Basically, this involves the same lifting and stacking procedures as were done for the Space Shuttle External Tank (ET).
And the crane crew is highly experienced says NASA and is comprised largely of the same folks who worked on the shuttle ET – which was last launched in 2011.
However the SLS core stage is more than 50 feet longer then the ET.
NASA and Jacobs teams will practice the same stacking exercises on the pathfinder mock-up as if it were a real core stage.
About 40 to 50 people will be working on pathfinder operations inside the VAB at any one time.
If deemed necessary to gain added practice and confidence they will practice the same lifting and stacking maneuvers up to two more times in the VAB – before exiting and departing.
“The pathfinder, though not actual flight hardware, will provide the SLS program, Exploration Ground Systems (EGS) team with the opportunity to practice stacking maneuvers and certify the new system inside the Vehicle Assembly Building (VAB) High Bay 3 before Artemis flight hardware arrives next year,” say NASA officials.
“Over the next several months, pathfinder will be used to validate ground support equipment and demonstrate how the core stage will be integrated in the VAB – the same process the actual core stage will undergo when being processed for Artemis I.”
The pathfinder exercises will be completed by Oct 31.
Pegasus is NASA’s one of a kind and football field sized barge used to transport the space vehicle hardware between NASA centers for testing and eventually to the launch site at the Kennedy Space Center in Florida.
The SLS core stage pathfinder was transported from NASA’s Stennis Space Center in Mississippi where it recently completed fit check testing for the upcoming ‘green run’ test of the first real SLS core stage for the Artemis 1 mission.
Last Friday Sept 27 Pegasus and Pathfinder arrived by way of Port Canaveral and the Banana River -accompanied by a KSC tracking ship and heading towards inland water ways to KSC Launch Complex 39 and the VAB. The inland path was dredged decades ago by NASA to open up access to the VAB at the KSC Turn Basin and Press site.
The 310 foot long Pegasus followed the same route used by NASA vessels decades earlier to ship Apollo moon rocket stages and Space Shuttle External tanks and solid rocket boosters.
NASA will conduct a full duration ‘green run’ engine fire test of the completed core stage at Stennis to fully confirm its readiness for flight on Artemis 1. But that test will require six months of intense work by NASA and contractor teams.
Watch for Ken’s continuing onsite coverage of NASA, SpaceX, ULA, Boeing, Lockheed Martin, Northrop Grumman and more space and mission reports direct from Kennedy Space Center and Cape Canaveral Air Force Station in Florida and Wallops Flight Facility in Virginia.

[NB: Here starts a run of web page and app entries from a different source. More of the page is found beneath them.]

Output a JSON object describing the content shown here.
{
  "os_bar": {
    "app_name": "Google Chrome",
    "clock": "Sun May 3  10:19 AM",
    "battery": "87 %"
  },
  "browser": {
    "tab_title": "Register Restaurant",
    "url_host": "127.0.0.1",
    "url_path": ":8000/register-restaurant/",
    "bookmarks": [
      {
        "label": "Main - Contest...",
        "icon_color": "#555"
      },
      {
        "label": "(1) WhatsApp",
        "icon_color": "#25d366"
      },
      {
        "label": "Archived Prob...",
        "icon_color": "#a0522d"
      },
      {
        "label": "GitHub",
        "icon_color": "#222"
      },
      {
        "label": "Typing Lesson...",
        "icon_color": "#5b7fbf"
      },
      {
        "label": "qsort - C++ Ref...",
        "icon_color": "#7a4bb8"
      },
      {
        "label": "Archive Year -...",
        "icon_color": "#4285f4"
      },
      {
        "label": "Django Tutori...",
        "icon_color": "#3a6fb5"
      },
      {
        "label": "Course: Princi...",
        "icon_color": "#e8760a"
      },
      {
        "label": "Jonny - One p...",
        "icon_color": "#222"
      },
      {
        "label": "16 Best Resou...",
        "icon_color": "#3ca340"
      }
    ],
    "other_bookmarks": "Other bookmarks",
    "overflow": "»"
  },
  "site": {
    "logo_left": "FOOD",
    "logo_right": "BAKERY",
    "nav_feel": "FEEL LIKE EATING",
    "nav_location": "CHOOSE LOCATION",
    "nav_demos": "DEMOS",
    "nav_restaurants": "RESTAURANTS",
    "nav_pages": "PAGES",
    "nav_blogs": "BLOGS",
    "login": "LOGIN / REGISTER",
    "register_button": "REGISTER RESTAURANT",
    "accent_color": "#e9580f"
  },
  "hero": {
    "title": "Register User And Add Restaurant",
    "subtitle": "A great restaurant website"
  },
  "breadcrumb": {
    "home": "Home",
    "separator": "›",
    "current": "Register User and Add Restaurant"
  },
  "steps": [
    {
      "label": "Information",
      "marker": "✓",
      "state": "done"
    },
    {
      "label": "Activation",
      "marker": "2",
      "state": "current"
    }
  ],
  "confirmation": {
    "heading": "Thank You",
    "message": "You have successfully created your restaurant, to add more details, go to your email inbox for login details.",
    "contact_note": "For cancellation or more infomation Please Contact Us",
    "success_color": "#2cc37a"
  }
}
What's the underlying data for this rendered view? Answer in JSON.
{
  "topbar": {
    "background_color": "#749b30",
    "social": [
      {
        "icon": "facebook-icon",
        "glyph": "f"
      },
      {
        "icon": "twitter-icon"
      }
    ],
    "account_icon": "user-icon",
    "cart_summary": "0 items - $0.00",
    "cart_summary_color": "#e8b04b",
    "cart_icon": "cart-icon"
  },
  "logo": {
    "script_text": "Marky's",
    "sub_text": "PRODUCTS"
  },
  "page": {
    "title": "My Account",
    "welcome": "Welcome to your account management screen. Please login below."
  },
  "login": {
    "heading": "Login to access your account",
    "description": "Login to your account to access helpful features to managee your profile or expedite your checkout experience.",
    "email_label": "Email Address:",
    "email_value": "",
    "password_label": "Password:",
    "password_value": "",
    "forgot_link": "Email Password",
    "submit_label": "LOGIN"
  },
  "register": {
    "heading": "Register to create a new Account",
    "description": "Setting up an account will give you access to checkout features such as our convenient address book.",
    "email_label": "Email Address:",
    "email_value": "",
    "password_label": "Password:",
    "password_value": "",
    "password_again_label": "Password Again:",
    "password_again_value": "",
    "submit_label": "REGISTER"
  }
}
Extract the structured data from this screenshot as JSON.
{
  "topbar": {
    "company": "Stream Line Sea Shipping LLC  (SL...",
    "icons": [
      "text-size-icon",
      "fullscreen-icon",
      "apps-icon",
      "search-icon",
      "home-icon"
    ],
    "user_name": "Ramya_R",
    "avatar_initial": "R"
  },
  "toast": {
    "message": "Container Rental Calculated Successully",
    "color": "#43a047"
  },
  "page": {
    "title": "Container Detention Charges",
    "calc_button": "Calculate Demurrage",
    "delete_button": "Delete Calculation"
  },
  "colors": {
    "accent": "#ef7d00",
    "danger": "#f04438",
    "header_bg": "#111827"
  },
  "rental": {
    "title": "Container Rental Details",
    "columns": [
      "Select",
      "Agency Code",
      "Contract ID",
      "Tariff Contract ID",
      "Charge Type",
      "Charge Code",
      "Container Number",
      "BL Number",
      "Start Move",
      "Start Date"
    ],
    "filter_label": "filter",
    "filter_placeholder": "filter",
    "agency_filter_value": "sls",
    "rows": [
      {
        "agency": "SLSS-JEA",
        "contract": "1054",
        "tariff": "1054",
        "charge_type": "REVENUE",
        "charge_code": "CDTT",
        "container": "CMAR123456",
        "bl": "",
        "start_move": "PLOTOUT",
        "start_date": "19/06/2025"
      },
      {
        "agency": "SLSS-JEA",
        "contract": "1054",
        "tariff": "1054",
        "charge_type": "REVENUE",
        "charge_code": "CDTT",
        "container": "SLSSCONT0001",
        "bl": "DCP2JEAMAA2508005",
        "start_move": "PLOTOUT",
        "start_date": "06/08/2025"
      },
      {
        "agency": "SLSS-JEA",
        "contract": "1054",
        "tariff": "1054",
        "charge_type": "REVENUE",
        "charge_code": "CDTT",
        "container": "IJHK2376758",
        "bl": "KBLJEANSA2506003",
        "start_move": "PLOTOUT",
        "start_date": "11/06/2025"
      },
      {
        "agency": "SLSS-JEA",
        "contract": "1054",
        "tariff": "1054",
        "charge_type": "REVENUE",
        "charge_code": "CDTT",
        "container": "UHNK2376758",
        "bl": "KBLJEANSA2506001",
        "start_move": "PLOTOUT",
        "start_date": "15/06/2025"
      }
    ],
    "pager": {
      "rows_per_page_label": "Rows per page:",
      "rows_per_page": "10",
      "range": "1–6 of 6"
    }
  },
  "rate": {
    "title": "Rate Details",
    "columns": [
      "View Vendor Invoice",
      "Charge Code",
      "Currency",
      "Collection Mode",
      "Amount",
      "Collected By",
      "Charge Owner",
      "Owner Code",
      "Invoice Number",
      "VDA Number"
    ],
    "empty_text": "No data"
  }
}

Stay tuned here for Ken's continuing Earth and Planetary science and human spaceflight news. Dr. Kremer is a research scientist and journalist based in the KSC area, active in outreach and interviewed regularly on TV and radio about space topics. Ken’s photos are for sale and he is available for lectures and outreach events.
For SpaceUpClose.com & RocketSTEM TITUSVILLE, FL – A SpaceX Falcon 9 carrying the next GPS (Global Positioning System) navigation satellite for the US Space Force soared to space during a spectacular golden sunrise Wednesday morning, Jan. 18, from the Space Coast to fortify the current GPS constellation. The sixth advanced Global Positioning System III (GPS III) navigation satellite dubbed GPS 3
For SpaceUpClose.com & RocketSTEM KENNEDY SPACE CENTER, FL – A SpaceX Falcon Heavy sprang to life at the golden hour Sunday evening, Jan. 15, roaring skyward at the golden hour on the first flight of the powerful triple stick rocket in 2023 from Florida’s Space Coast, on a mission sending several national security payloads including relay and research satellites to